* [GIVEN RECORDS]

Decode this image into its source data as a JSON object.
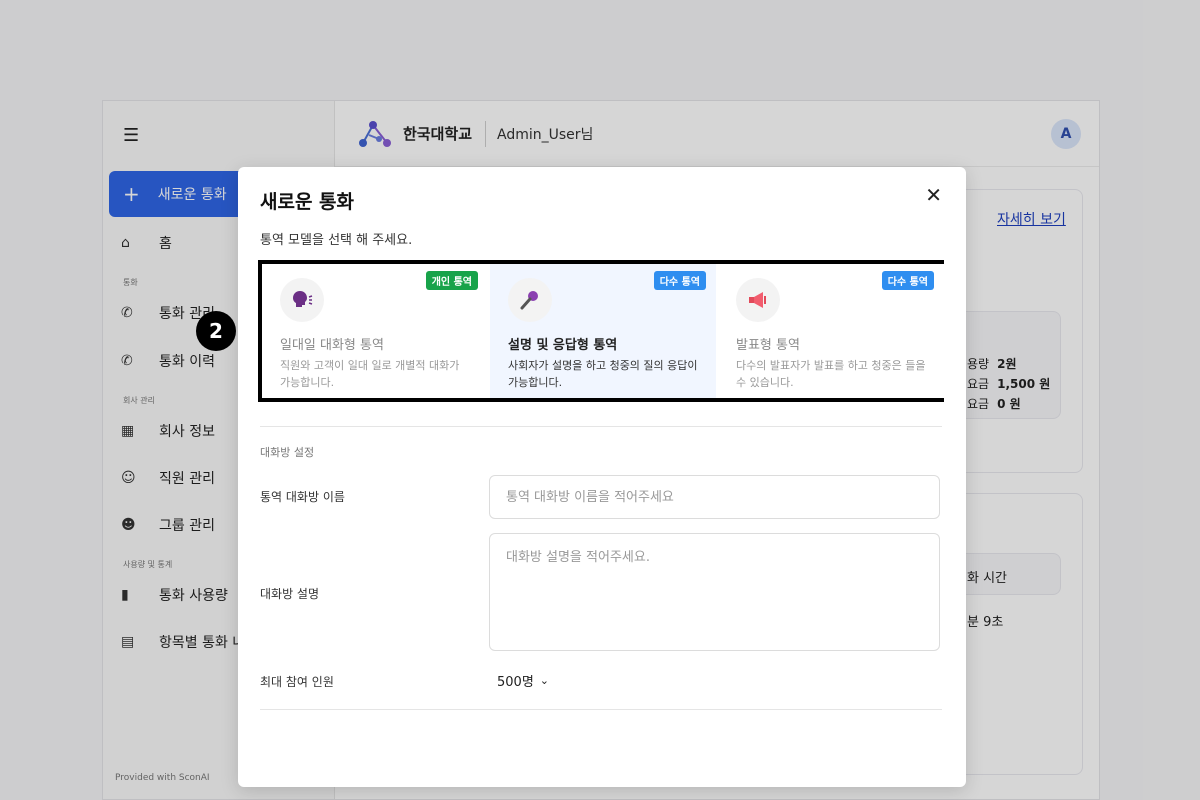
{
  "sidebar": {
    "new_call": "새로운 통화",
    "home": "홈",
    "section_call": "통화",
    "call_manage": "통화 관리",
    "call_history": "통화 이력",
    "section_company": "회사 관리",
    "company_info": "회사 정보",
    "staff_manage": "직원 관리",
    "group_manage": "그룹 관리",
    "section_usage": "사용량 및 통계",
    "call_usage": "통화 사용량",
    "item_call": "항목별 통화 내",
    "provided": "Provided with SconAI"
  },
  "topbar": {
    "org": "한국대학교",
    "user": "Admin_User님",
    "avatar": "A"
  },
  "background": {
    "detail_link": "자세히 보기",
    "stats": [
      {
        "label": "용량",
        "value": "2원"
      },
      {
        "label": "요금",
        "value": "1,500 원"
      },
      {
        "label": "요금",
        "value": "0 원"
      }
    ],
    "col_header": "화 시간",
    "duration": "분 9초"
  },
  "modal": {
    "title": "새로운 통화",
    "subtitle": "통역 모델을 선택 해 주세요.",
    "cards": [
      {
        "badge": "개인 통역",
        "title": "일대일 대화형 통역",
        "desc": "직원와 고객이 일대 일로 개별적 대화가 가능합니다."
      },
      {
        "badge": "다수 통역",
        "title": "설명 및 응답형 통역",
        "desc": "사회자가 설명을 하고 청중의 질의 응답이 가능합니다."
      },
      {
        "badge": "다수 통역",
        "title": "발표형 통역",
        "desc": "다수의 발표자가 발표를 하고 청중은 들을 수 있습니다."
      }
    ],
    "section_label": "대화방 설정",
    "room_name_label": "통역 대화방 이름",
    "room_name_placeholder": "통역 대화방 이름을 적어주세요",
    "room_desc_label": "대화방 설명",
    "room_desc_placeholder": "대화방 설명을 적어주세요.",
    "max_label": "최대 참여 인원",
    "max_value": "500명"
  },
  "step_marker": "2",
  "colors": {
    "accent": "#2f66e6",
    "badge_green": "#18a34a",
    "badge_blue": "#2f8ef0"
  }
}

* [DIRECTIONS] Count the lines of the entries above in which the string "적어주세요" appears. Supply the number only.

* [ANSWER TO THE EXERCISE] 2